> Directions for this task: Please copy every line below that contains the string "color".

> Excerpted records:
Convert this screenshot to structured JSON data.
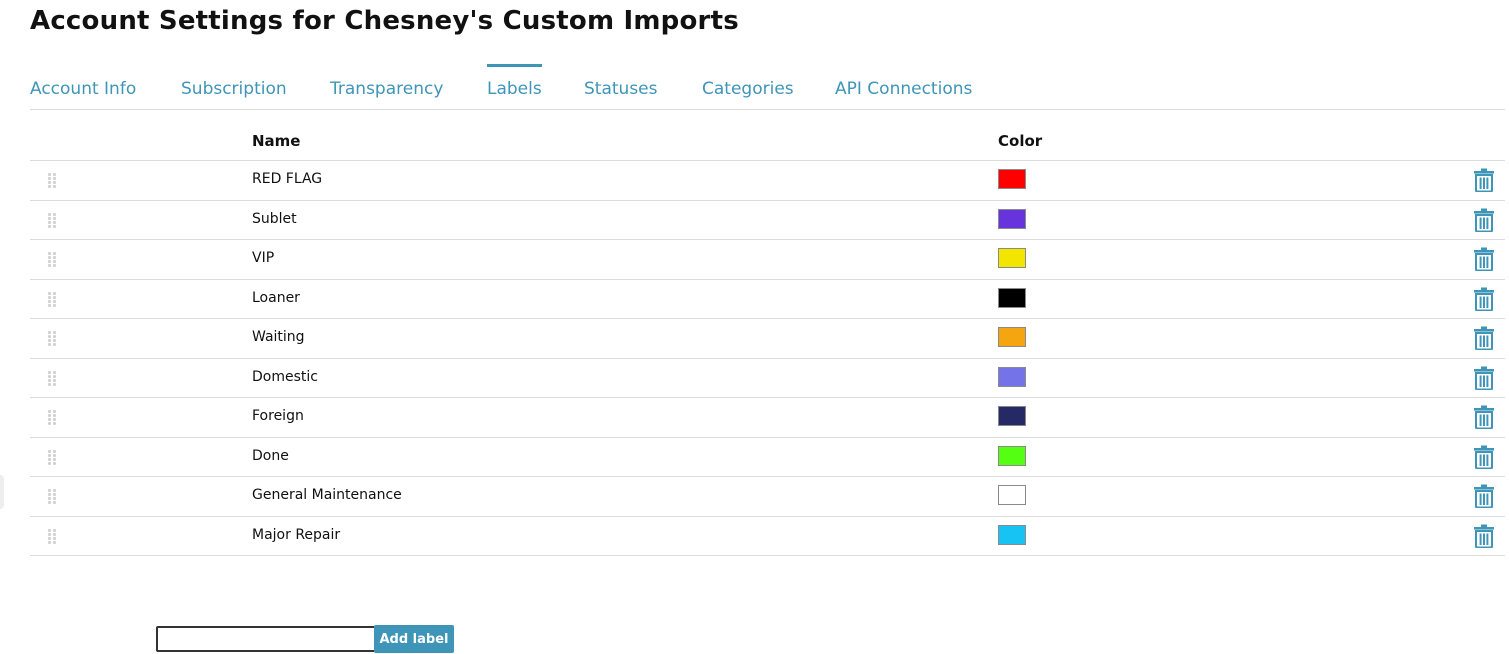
{
  "page": {
    "title": "Account Settings for Chesney's Custom Imports"
  },
  "tabs": [
    {
      "label": "Account Info",
      "active": false
    },
    {
      "label": "Subscription",
      "active": false
    },
    {
      "label": "Transparency",
      "active": false
    },
    {
      "label": "Labels",
      "active": true
    },
    {
      "label": "Statuses",
      "active": false
    },
    {
      "label": "Categories",
      "active": false
    },
    {
      "label": "API Connections",
      "active": false
    }
  ],
  "table": {
    "columns": {
      "name": "Name",
      "color": "Color"
    },
    "rows": [
      {
        "name": "RED FLAG",
        "color": "#ff0000"
      },
      {
        "name": "Sublet",
        "color": "#6633dd"
      },
      {
        "name": "VIP",
        "color": "#f2e600"
      },
      {
        "name": "Loaner",
        "color": "#000000"
      },
      {
        "name": "Waiting",
        "color": "#f5a510"
      },
      {
        "name": "Domestic",
        "color": "#7474e8"
      },
      {
        "name": "Foreign",
        "color": "#252a66"
      },
      {
        "name": "Done",
        "color": "#55ff11"
      },
      {
        "name": "General Maintenance",
        "color": "#ffffff"
      },
      {
        "name": "Major Repair",
        "color": "#16c3f3"
      }
    ]
  },
  "add_label": {
    "input_value": "",
    "input_placeholder": "",
    "button_label": "Add label"
  },
  "theme": {
    "accent": "#3f95b8",
    "icon": "trash-icon",
    "drag_icon": "drag-handle-icon"
  }
}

> Response for this exercise:
      "color": "Color"
        "color": "#ff0000"
        "color": "#6633dd"
        "color": "#f2e600"
        "color": "#000000"
        "color": "#f5a510"
        "color": "#7474e8"
        "color": "#252a66"
        "color": "#55ff11"
        "color": "#ffffff"
        "color": "#16c3f3"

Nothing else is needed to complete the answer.